[Start of section]

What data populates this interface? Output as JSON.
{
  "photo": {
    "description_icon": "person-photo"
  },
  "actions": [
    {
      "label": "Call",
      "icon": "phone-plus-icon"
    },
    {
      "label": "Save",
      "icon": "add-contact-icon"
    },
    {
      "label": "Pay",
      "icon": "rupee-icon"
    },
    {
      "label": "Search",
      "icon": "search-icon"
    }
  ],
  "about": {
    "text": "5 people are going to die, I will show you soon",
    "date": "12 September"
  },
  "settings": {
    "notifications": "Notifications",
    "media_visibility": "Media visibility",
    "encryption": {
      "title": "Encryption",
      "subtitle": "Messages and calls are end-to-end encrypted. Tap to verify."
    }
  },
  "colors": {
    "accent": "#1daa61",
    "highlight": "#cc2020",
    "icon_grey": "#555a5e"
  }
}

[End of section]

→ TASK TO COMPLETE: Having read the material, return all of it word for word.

→ SOLUTION FOR THIS EXERCISE:
What data populates this interface? Output as JSON.
{
  "photo": {
    "description_icon": "person-photo"
  },
  "actions": [
    {
      "label": "Call",
      "icon": "phone-plus-icon"
    },
    {
      "label": "Save",
      "icon": "add-contact-icon"
    },
    {
      "label": "Pay",
      "icon": "rupee-icon"
    },
    {
      "label": "Search",
      "icon": "search-icon"
    }
  ],
  "about": {
    "text": "5 people are going to die, I will show you soon",
    "date": "12 September"
  },
  "settings": {
    "notifications": "Notifications",
    "media_visibility": "Media visibility",
    "encryption": {
      "title": "Encryption",
      "subtitle": "Messages and calls are end-to-end encrypted. Tap to verify."
    }
  },
  "colors": {
    "accent": "#1daa61",
    "highlight": "#cc2020",
    "icon_grey": "#555a5e"
  }
}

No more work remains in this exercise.